== Exercise prompt ==
Return the records word for word. Pictures do not belong in the copy.

== Interface dataset entries ==
=-=-=
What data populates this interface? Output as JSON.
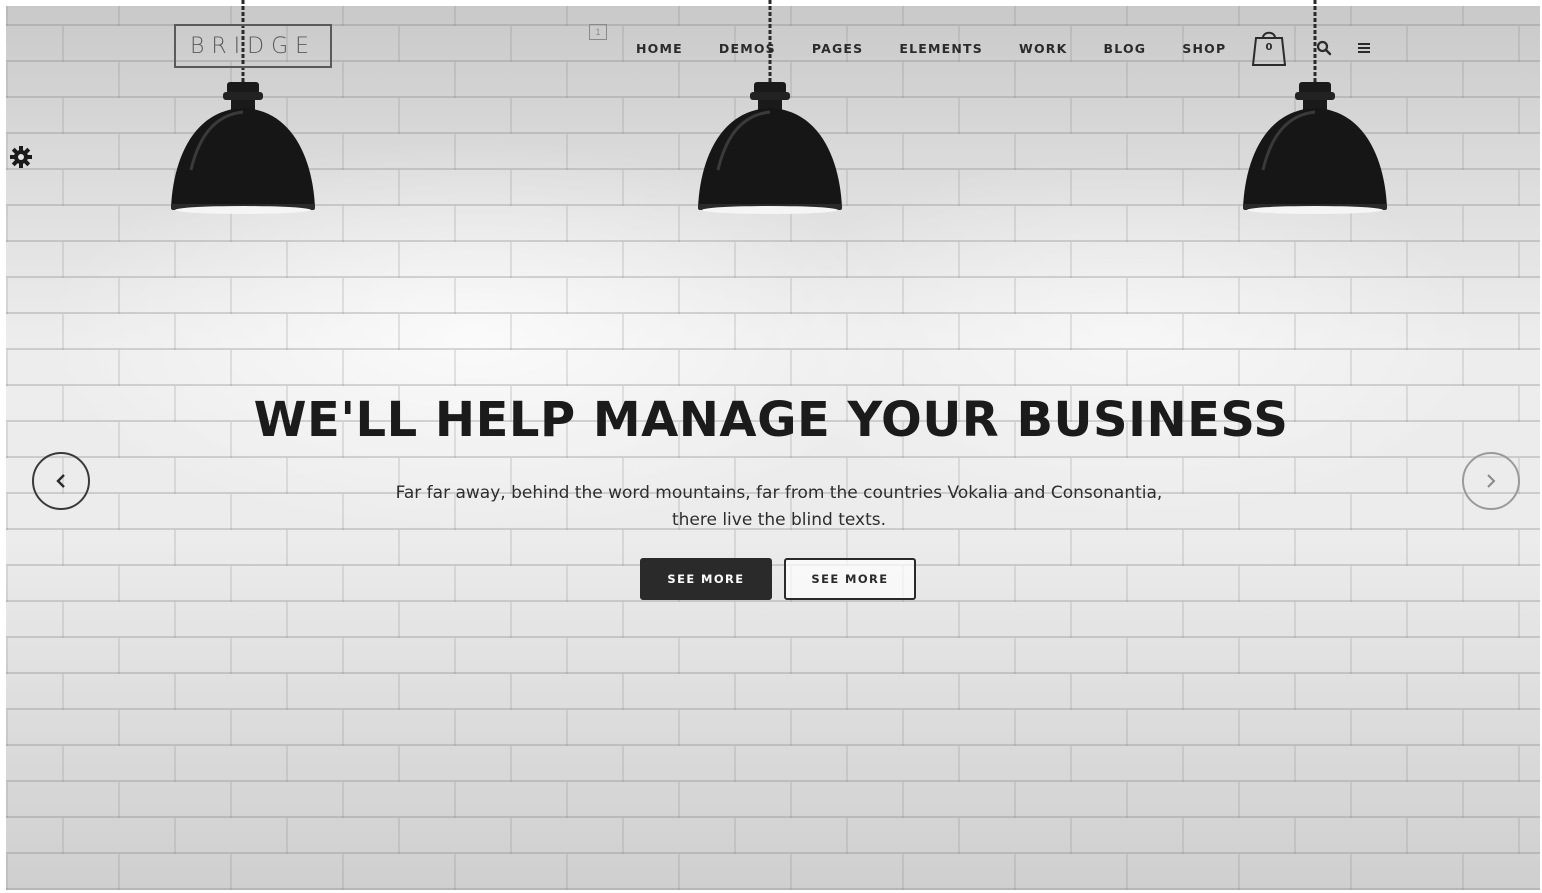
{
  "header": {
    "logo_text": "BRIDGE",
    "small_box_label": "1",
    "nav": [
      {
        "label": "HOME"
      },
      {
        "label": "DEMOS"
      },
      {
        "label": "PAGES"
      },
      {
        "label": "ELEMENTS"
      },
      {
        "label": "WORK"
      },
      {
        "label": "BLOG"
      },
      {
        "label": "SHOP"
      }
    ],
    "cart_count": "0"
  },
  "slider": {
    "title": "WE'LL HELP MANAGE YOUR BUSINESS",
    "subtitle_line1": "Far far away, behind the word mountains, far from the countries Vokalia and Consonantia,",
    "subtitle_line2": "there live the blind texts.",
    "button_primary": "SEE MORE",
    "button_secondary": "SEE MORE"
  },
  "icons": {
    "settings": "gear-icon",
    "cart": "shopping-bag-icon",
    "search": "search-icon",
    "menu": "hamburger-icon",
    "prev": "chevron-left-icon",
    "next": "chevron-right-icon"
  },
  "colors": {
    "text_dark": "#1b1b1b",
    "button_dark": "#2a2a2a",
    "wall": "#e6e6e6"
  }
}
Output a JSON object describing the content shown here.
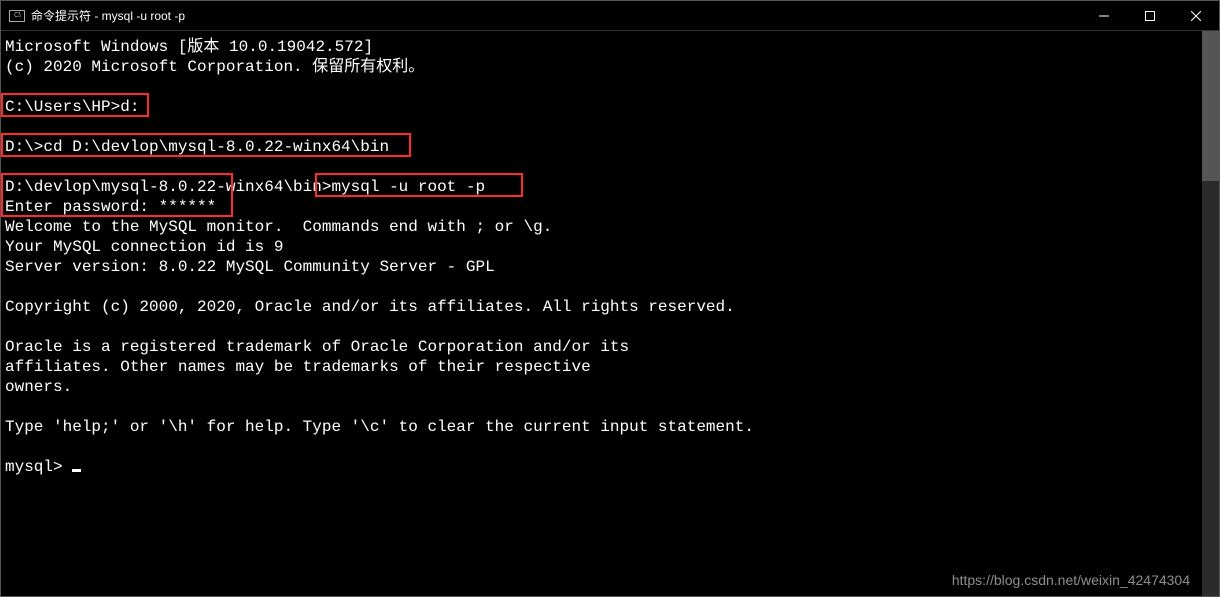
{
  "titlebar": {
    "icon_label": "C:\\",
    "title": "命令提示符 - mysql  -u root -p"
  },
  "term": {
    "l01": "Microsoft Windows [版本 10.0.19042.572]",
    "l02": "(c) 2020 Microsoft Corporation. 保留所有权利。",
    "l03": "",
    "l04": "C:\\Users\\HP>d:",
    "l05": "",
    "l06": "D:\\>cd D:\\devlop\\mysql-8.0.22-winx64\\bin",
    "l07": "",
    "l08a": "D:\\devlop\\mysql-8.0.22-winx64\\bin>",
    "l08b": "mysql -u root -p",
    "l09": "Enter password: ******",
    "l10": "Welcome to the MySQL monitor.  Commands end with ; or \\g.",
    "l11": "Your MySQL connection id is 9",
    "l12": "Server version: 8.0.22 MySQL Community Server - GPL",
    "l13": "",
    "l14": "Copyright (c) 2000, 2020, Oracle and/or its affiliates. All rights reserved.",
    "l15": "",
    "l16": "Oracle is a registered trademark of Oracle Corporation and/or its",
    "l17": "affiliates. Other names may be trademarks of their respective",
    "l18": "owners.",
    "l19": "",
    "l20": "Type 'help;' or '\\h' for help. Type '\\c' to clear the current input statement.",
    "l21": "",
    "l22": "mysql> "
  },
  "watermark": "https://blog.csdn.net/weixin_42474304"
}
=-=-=
== Solution ==
What data populates this interface? Output as JSON.
{
  "header": {
    "logo_text": "BRIDGE",
    "small_box_label": "1",
    "nav": [
      {
        "label": "HOME"
      },
      {
        "label": "DEMOS"
      },
      {
        "label": "PAGES"
      },
      {
        "label": "ELEMENTS"
      },
      {
        "label": "WORK"
      },
      {
        "label": "BLOG"
      },
      {
        "label": "SHOP"
      }
    ],
    "cart_count": "0"
  },
  "slider": {
    "title": "WE'LL HELP MANAGE YOUR BUSINESS",
    "subtitle_line1": "Far far away, behind the word mountains, far from the countries Vokalia and Consonantia,",
    "subtitle_line2": "there live the blind texts.",
    "button_primary": "SEE MORE",
    "button_secondary": "SEE MORE"
  },
  "icons": {
    "settings": "gear-icon",
    "cart": "shopping-bag-icon",
    "search": "search-icon",
    "menu": "hamburger-icon",
    "prev": "chevron-left-icon",
    "next": "chevron-right-icon"
  },
  "colors": {
    "text_dark": "#1b1b1b",
    "button_dark": "#2a2a2a",
    "wall": "#e6e6e6"
  }
}
Output a JSON object describing the content shown here.
{
  "titlebar": {
    "icon_label": "C:\\",
    "title": "命令提示符 - mysql  -u root -p"
  },
  "term": {
    "l01": "Microsoft Windows [版本 10.0.19042.572]",
    "l02": "(c) 2020 Microsoft Corporation. 保留所有权利。",
    "l03": "",
    "l04": "C:\\Users\\HP>d:",
    "l05": "",
    "l06": "D:\\>cd D:\\devlop\\mysql-8.0.22-winx64\\bin",
    "l07": "",
    "l08a": "D:\\devlop\\mysql-8.0.22-winx64\\bin>",
    "l08b": "mysql -u root -p",
    "l09": "Enter password: ******",
    "l10": "Welcome to the MySQL monitor.  Commands end with ; or \\g.",
    "l11": "Your MySQL connection id is 9",
    "l12": "Server version: 8.0.22 MySQL Community Server - GPL",
    "l13": "",
    "l14": "Copyright (c) 2000, 2020, Oracle and/or its affiliates. All rights reserved.",
    "l15": "",
    "l16": "Oracle is a registered trademark of Oracle Corporation and/or its",
    "l17": "affiliates. Other names may be trademarks of their respective",
    "l18": "owners.",
    "l19": "",
    "l20": "Type 'help;' or '\\h' for help. Type '\\c' to clear the current input statement.",
    "l21": "",
    "l22": "mysql> "
  },
  "watermark": "https://blog.csdn.net/weixin_42474304"
}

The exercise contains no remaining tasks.